Game Development Reference
In-Depth Information
this context we talk about a pure Nash equilibrium , when each of the
constituent strategies is pure, and refer to an arbitrary Nash equilibrium of
the mixed extension as a Nash equilibrium in mixed strategies of the
initial finite game. In what follows, when we use the letter m we implicitly
refer to the latter Nash equilibrium.
Lemma 1.13 (Characterisation) Consider a finite strategic game
( S 1 ,...,S n ,p 1 ,...,p n ) . The following statements are equivalent:
(i) m is a Nash equilibrium in mixed strategies, i.e.,
p i ( m ) ≥ p i ( m i ,m −i )
and all m i
for all i
∈{
1 ,...,n
}
Δ S i ,
(ii) for all i
∈{
1 ,...,n
}
and all s i
S i
p i ( m )
p i ( s i ,m −i ) ,
(iii) for all i
∈{
1 ,...,n
}
and all s i
support ( m i )
p i ( m )= p i ( s i ,m −i )
and for all i ∈{ 1 ,...,n} and all s i ∈ support ( m i )
p i ( m )
p i ( s i ,m −i ) .
Exercise 1.5
Provide the proof.
Note that the equivalence between ( i ) and ( ii ) implies that each Nash
equilibrium of the initial game is a pure Nash equilibrium of the mixed
extension.
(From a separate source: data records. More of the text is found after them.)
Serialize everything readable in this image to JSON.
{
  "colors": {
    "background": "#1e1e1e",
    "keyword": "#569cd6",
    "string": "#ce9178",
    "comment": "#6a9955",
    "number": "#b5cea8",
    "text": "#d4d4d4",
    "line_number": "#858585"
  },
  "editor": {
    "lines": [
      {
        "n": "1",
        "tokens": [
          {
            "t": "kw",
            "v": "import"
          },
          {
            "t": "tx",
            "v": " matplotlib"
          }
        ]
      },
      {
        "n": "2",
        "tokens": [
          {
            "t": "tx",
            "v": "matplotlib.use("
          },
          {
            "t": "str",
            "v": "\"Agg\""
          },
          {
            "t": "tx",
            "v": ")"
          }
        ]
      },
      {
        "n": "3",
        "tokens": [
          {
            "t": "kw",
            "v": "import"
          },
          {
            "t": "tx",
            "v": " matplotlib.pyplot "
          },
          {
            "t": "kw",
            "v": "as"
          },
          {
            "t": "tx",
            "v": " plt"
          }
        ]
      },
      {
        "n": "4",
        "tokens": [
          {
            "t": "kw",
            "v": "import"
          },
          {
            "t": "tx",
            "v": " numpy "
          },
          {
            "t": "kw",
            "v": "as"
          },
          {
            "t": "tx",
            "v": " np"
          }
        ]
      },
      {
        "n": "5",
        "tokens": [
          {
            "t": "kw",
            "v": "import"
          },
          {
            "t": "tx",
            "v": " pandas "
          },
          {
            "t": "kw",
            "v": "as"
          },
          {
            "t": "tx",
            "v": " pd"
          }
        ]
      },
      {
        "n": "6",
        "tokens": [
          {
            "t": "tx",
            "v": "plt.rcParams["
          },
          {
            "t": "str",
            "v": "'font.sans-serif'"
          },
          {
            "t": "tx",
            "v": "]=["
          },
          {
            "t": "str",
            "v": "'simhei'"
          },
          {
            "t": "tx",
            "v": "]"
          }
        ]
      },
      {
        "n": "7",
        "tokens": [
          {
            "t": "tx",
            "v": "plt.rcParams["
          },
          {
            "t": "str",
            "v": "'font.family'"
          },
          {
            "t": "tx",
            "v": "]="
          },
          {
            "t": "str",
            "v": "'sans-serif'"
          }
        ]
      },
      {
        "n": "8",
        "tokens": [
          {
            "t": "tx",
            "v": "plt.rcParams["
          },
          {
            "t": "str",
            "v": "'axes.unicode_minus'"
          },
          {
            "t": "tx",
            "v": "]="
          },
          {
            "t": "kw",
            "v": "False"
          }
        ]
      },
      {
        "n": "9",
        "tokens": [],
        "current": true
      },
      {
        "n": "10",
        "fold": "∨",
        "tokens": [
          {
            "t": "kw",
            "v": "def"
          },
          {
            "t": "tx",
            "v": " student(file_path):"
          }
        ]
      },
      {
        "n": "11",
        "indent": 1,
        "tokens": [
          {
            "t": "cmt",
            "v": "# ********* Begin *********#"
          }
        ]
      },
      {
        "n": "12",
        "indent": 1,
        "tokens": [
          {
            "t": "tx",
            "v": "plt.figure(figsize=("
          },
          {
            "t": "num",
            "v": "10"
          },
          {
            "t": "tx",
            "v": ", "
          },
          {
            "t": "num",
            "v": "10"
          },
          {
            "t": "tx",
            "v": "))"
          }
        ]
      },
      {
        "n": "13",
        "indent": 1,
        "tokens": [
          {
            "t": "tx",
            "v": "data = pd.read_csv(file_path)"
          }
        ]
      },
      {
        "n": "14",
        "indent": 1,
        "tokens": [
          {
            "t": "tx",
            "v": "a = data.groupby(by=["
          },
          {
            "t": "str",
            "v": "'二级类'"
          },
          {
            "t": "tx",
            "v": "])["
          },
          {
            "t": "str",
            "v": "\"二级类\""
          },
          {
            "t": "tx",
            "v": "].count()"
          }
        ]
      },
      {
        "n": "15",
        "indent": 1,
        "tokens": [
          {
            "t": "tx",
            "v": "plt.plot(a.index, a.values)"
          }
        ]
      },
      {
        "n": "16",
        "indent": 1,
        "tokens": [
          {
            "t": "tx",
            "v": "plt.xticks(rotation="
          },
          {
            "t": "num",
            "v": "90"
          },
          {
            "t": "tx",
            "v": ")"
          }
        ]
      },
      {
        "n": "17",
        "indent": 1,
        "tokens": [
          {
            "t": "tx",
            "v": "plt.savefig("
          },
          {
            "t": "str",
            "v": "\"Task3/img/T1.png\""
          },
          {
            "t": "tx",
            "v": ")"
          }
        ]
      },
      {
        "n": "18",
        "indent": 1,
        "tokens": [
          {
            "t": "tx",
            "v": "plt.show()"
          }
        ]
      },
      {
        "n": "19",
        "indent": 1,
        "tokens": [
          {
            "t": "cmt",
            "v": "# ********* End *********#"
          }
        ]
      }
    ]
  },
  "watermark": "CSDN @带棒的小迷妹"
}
In turn, the equivalence between ( i ) and ( iii ) provides us with
a straightforward way of testing whether a joint mixed strategy is a Nash
equilibrium.
We now illustrate the use of the above theorem by finding in the Battle of
the Sexes game a Nash equilibrium in mixed strategies, in addition to the
two pure ones exhibited in Section 1.3. Take
m 1 := r 1
·
F +(1
r 1 )
·
B,
m 2 := r 2
·
F +(1
r 2 )
·
B,
where 0 <r 1 ,r 2 < 1. By definition
p 1 ( m 1 ,m 2 )=2
·
r 1 ·
r 2 +(1
r 1 )
·
(1
r 2 ) ,
p 2 ( m 1 ,m 2 )= r 1 ·
r 2 +2
·
(1
r 1 )
·
(1
r 2 ) .
Suppose now that ( m 1 ,m 2 ) is a Nash equilibrium in mixed strategies. By
the equivalence between ( i ) and ( iii ) of the Characterisation Lemma 1.13
p 1 ( F, m 2 )= p 1 ( B, m 2 ), i.e., (using r 1 = 1 and r 1 = 0 in the above formula